In India, books available in Braille and other accessible formats are extremely difficult to find.

The platform offers tools for the seamless creation and distribution of reading materials. It can be accessed via multiple channels including mobile, hardware devices like the DAISY player or the nearest accessible library. The reading material can be downloaded in real time or offline in any language. Publishers and users share the platform, either uploading or downloading reading material.

Bringing all these institutions together creates a one-stop online library for the reading requirements of those with a print disability, free of charge. Due to the integration of the international library, Bookshare, many more books are available than would otherwise be the case.

“This is not just a library or platform, it is helping to create a complete, country-wide ecosystem,” Dr. Charudatta Jadhav, Head of TCS Accessibility said. “By building a platform that caters to the needs of every stakeholder, we can operate within the existing process and deliver what’s missing.”

Access Infinity was formally launched as an online library in August 2016 under the name Sugamya Pustakalaya, by the DAISY Forum of India (DFI) and the Government of India.

Converting challenge into success

However, while the goals of the online library may seem universal, many publishers have been reluctant to enter into this domain.

Issues such as piracy and security significantly delayed any progress.
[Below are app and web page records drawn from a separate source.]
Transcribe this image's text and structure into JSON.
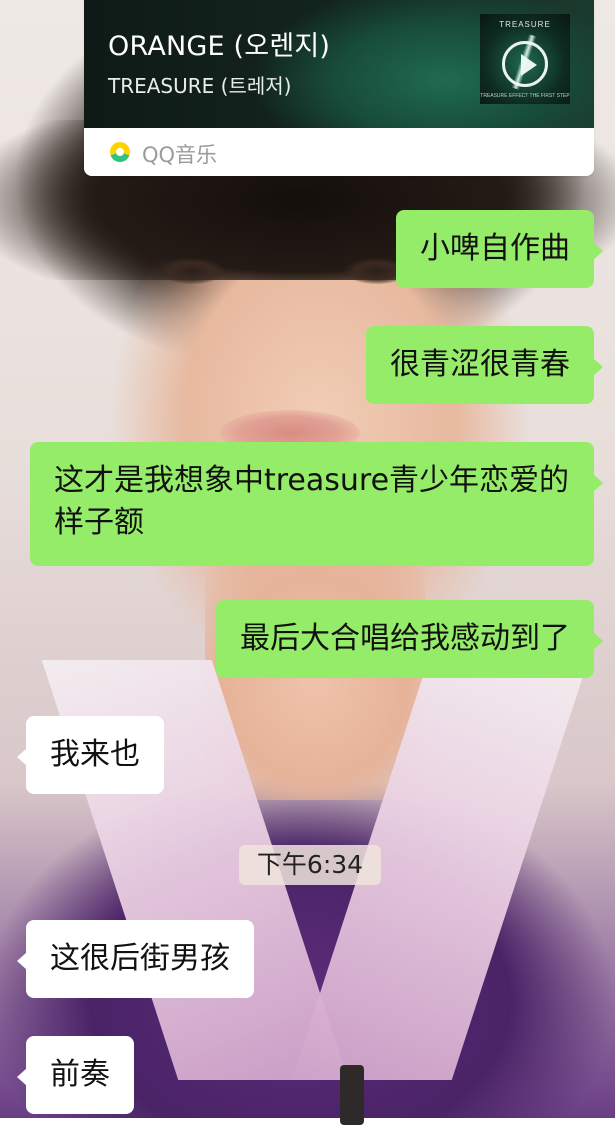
{
  "music_card": {
    "title": "ORANGE (오렌지)",
    "artist": "TREASURE (트레저)",
    "album_label": "TREASURE",
    "album_fine_print": "TREASURE EFFECT THE FIRST STEP",
    "source_app": "QQ音乐",
    "icon": "qq-music-icon"
  },
  "messages": [
    {
      "direction": "out",
      "text": "小啤自作曲"
    },
    {
      "direction": "out",
      "text": "很青涩很青春"
    },
    {
      "direction": "out",
      "text": "这才是我想象中treasure青少年恋爱的样子额"
    },
    {
      "direction": "out",
      "text": "最后大合唱给我感动到了"
    },
    {
      "direction": "in",
      "text": "我来也"
    },
    {
      "direction": "in",
      "text": "这很后街男孩"
    },
    {
      "direction": "in",
      "text": "前奏"
    }
  ],
  "timestamp": "下午6:34",
  "colors": {
    "outgoing_bubble": "#95ec69",
    "incoming_bubble": "#ffffff",
    "card_band": "#142720"
  }
}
Technical know-how was also a challenge.

Prior to Sugamya Pustakalaya, publishers lacked the ability to prohibit or effectively police the sharing or circulation of content downloaded.
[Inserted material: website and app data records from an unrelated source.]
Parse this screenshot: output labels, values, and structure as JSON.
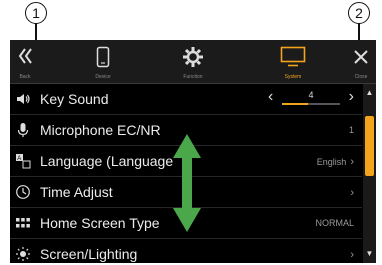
{
  "callouts": {
    "left": "1",
    "right": "2"
  },
  "topbar": {
    "back_label": "Back",
    "tabs": [
      {
        "label": "Device",
        "icon": "phone-icon"
      },
      {
        "label": "Function",
        "icon": "gear-icon"
      },
      {
        "label": "System",
        "icon": "monitor-icon",
        "active": true
      }
    ],
    "close_label": "Close"
  },
  "rows": [
    {
      "label": "Key Sound",
      "icon": "speaker-icon",
      "value": "4",
      "level": 0.45
    },
    {
      "label": "Microphone EC/NR",
      "icon": "microphone-icon",
      "value": "1"
    },
    {
      "label": "Language (Language",
      "icon": "language-icon",
      "value": "English"
    },
    {
      "label": "Time Adjust",
      "icon": "clock-icon",
      "value": ""
    },
    {
      "label": "Home Screen Type",
      "icon": "grid-icon",
      "value": "NORMAL"
    },
    {
      "label": "Screen/Lighting",
      "icon": "brightness-icon",
      "value": ""
    }
  ],
  "colors": {
    "accent": "#f3a41c",
    "arrow": "#4aa84a"
  }
}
This led to organizations such as DFI having to collaborate with more than 150 NGO partners to convert individual pieces of content into accessible formats one by one. With Sugamya Pustakalaya, the official secretariat supervises the overall process and has the right to register organizations and publishers.

Similarly, for smaller, family-run publishers, producing and distributing the accessible content across a vast area like India was a daunting task as they lacked the organisation and infrastructure to reach the larger print-disabled audience.

Using this new platform allows these organizations to upload their book collections to Sugamya Pustakalaya and thereby reach out to the print disabled across the country. They also get a robust mechanism for storing their books and maintaining membership and book distribution data.

In turn, the impressive nature of this synchronized operation encouraged larger publishers to sign up, which meant that on day one, nearly 235,000 books were available on the platform.

Infinity and beyond…

Today, Sugamya Pustakalaya provides content in nearly 17 languages, with more than 50 libraries feeding into the system including over 200,000 pages of university study material and 450,000 titles in total.

This database has become a universally vital resource. Access Infinity is being integrated into the Accessible Book Consortium, a UN-WIPO initiative to enable a cross-border exchange of information. The platform has over 25,000 members with new users registering every day.

Following this success, DFI set an ambitious target to make one million books available online through the platform within the next three years.

With such a high rate of subscription, international interest and ever-growing library, it is hoped that this target will not just be met, but exceeded.

Thanks to Sugamya Pustakalaya, no one in Chota Udaipur has to contemplate a six-hour journey just to get a book.